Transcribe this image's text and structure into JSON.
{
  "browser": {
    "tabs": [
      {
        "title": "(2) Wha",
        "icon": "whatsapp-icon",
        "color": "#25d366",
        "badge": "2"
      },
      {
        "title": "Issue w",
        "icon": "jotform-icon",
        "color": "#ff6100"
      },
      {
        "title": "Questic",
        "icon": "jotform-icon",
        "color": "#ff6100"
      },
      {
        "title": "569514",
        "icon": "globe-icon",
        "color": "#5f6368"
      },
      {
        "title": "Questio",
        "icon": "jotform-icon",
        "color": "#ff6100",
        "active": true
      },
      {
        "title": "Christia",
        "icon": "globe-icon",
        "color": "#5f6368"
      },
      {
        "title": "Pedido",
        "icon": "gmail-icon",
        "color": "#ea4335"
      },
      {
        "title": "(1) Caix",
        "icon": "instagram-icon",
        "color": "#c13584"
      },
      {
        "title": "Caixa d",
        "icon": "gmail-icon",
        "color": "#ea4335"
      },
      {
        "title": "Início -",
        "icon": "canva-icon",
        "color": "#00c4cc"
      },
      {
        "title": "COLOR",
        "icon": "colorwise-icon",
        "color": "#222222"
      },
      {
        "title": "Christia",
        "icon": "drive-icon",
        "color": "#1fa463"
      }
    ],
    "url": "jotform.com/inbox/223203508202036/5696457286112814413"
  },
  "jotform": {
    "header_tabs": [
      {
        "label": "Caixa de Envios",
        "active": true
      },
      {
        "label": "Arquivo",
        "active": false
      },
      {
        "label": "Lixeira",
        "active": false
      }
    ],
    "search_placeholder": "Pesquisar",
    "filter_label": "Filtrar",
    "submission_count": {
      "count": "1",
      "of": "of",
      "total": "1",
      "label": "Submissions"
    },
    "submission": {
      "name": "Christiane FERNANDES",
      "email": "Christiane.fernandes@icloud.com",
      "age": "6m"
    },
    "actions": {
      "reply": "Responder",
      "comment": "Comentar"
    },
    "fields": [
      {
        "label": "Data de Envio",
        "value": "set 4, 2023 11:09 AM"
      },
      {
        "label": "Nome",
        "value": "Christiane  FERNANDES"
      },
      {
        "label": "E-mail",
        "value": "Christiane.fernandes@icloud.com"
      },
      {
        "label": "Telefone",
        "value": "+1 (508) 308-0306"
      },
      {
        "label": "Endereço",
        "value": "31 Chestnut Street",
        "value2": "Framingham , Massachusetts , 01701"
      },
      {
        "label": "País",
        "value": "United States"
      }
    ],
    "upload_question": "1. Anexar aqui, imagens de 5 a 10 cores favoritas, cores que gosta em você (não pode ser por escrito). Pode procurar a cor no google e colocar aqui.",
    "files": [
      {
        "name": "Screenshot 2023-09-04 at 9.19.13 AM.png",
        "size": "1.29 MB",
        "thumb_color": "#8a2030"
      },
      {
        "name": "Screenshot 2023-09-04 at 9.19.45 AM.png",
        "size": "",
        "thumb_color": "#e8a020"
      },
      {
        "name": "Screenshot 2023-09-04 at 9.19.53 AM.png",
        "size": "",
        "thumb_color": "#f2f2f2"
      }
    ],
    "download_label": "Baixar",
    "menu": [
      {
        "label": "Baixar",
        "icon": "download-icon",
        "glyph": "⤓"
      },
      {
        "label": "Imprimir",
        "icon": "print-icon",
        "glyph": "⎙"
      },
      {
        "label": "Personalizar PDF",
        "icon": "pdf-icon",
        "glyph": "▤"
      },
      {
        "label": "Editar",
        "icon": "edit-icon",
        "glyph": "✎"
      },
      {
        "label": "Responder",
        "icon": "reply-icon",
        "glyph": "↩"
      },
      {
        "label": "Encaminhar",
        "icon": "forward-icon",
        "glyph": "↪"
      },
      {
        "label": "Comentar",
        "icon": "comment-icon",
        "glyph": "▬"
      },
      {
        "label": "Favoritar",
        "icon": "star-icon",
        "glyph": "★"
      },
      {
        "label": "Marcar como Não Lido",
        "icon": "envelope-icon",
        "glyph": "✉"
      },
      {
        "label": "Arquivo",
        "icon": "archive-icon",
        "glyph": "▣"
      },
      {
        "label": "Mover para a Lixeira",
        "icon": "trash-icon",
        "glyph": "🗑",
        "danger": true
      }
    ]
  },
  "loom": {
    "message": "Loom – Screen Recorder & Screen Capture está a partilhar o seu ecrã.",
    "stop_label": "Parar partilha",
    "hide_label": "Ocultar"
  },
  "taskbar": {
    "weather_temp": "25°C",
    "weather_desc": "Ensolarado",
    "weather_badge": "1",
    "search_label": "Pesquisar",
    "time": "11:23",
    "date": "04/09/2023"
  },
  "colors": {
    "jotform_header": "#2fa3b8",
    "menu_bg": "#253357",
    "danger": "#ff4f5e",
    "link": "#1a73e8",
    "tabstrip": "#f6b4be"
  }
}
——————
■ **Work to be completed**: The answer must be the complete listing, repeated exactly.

■ **Exercise result**:
Transcribe this image's text and structure into JSON.
{
  "browser": {
    "tabs": [
      {
        "title": "(2) Wha",
        "icon": "whatsapp-icon",
        "color": "#25d366",
        "badge": "2"
      },
      {
        "title": "Issue w",
        "icon": "jotform-icon",
        "color": "#ff6100"
      },
      {
        "title": "Questic",
        "icon": "jotform-icon",
        "color": "#ff6100"
      },
      {
        "title": "569514",
        "icon": "globe-icon",
        "color": "#5f6368"
      },
      {
        "title": "Questio",
        "icon": "jotform-icon",
        "color": "#ff6100",
        "active": true
      },
      {
        "title": "Christia",
        "icon": "globe-icon",
        "color": "#5f6368"
      },
      {
        "title": "Pedido",
        "icon": "gmail-icon",
        "color": "#ea4335"
      },
      {
        "title": "(1) Caix",
        "icon": "instagram-icon",
        "color": "#c13584"
      },
      {
        "title": "Caixa d",
        "icon": "gmail-icon",
        "color": "#ea4335"
      },
      {
        "title": "Início -",
        "icon": "canva-icon",
        "color": "#00c4cc"
      },
      {
        "title": "COLOR",
        "icon": "colorwise-icon",
        "color": "#222222"
      },
      {
        "title": "Christia",
        "icon": "drive-icon",
        "color": "#1fa463"
      }
    ],
    "url": "jotform.com/inbox/223203508202036/5696457286112814413"
  },
  "jotform": {
    "header_tabs": [
      {
        "label": "Caixa de Envios",
        "active": true
      },
      {
        "label": "Arquivo",
        "active": false
      },
      {
        "label": "Lixeira",
        "active": false
      }
    ],
    "search_placeholder": "Pesquisar",
    "filter_label": "Filtrar",
    "submission_count": {
      "count": "1",
      "of": "of",
      "total": "1",
      "label": "Submissions"
    },
    "submission": {
      "name": "Christiane FERNANDES",
      "email": "Christiane.fernandes@icloud.com",
      "age": "6m"
    },
    "actions": {
      "reply": "Responder",
      "comment": "Comentar"
    },
    "fields": [
      {
        "label": "Data de Envio",
        "value": "set 4, 2023 11:09 AM"
      },
      {
        "label": "Nome",
        "value": "Christiane  FERNANDES"
      },
      {
        "label": "E-mail",
        "value": "Christiane.fernandes@icloud.com"
      },
      {
        "label": "Telefone",
        "value": "+1 (508) 308-0306"
      },
      {
        "label": "Endereço",
        "value": "31 Chestnut Street",
        "value2": "Framingham , Massachusetts , 01701"
      },
      {
        "label": "País",
        "value": "United States"
      }
    ],
    "upload_question": "1. Anexar aqui, imagens de 5 a 10 cores favoritas, cores que gosta em você (não pode ser por escrito). Pode procurar a cor no google e colocar aqui.",
    "files": [
      {
        "name": "Screenshot 2023-09-04 at 9.19.13 AM.png",
        "size": "1.29 MB",
        "thumb_color": "#8a2030"
      },
      {
        "name": "Screenshot 2023-09-04 at 9.19.45 AM.png",
        "size": "",
        "thumb_color": "#e8a020"
      },
      {
        "name": "Screenshot 2023-09-04 at 9.19.53 AM.png",
        "size": "",
        "thumb_color": "#f2f2f2"
      }
    ],
    "download_label": "Baixar",
    "menu": [
      {
        "label": "Baixar",
        "icon": "download-icon",
        "glyph": "⤓"
      },
      {
        "label": "Imprimir",
        "icon": "print-icon",
        "glyph": "⎙"
      },
      {
        "label": "Personalizar PDF",
        "icon": "pdf-icon",
        "glyph": "▤"
      },
      {
        "label": "Editar",
        "icon": "edit-icon",
        "glyph": "✎"
      },
      {
        "label": "Responder",
        "icon": "reply-icon",
        "glyph": "↩"
      },
      {
        "label": "Encaminhar",
        "icon": "forward-icon",
        "glyph": "↪"
      },
      {
        "label": "Comentar",
        "icon": "comment-icon",
        "glyph": "▬"
      },
      {
        "label": "Favoritar",
        "icon": "star-icon",
        "glyph": "★"
      },
      {
        "label": "Marcar como Não Lido",
        "icon": "envelope-icon",
        "glyph": "✉"
      },
      {
        "label": "Arquivo",
        "icon": "archive-icon",
        "glyph": "▣"
      },
      {
        "label": "Mover para a Lixeira",
        "icon": "trash-icon",
        "glyph": "🗑",
        "danger": true
      }
    ]
  },
  "loom": {
    "message": "Loom – Screen Recorder & Screen Capture está a partilhar o seu ecrã.",
    "stop_label": "Parar partilha",
    "hide_label": "Ocultar"
  },
  "taskbar": {
    "weather_temp": "25°C",
    "weather_desc": "Ensolarado",
    "weather_badge": "1",
    "search_label": "Pesquisar",
    "time": "11:23",
    "date": "04/09/2023"
  },
  "colors": {
    "jotform_header": "#2fa3b8",
    "menu_bg": "#253357",
    "danger": "#ff4f5e",
    "link": "#1a73e8",
    "tabstrip": "#f6b4be"
  }
}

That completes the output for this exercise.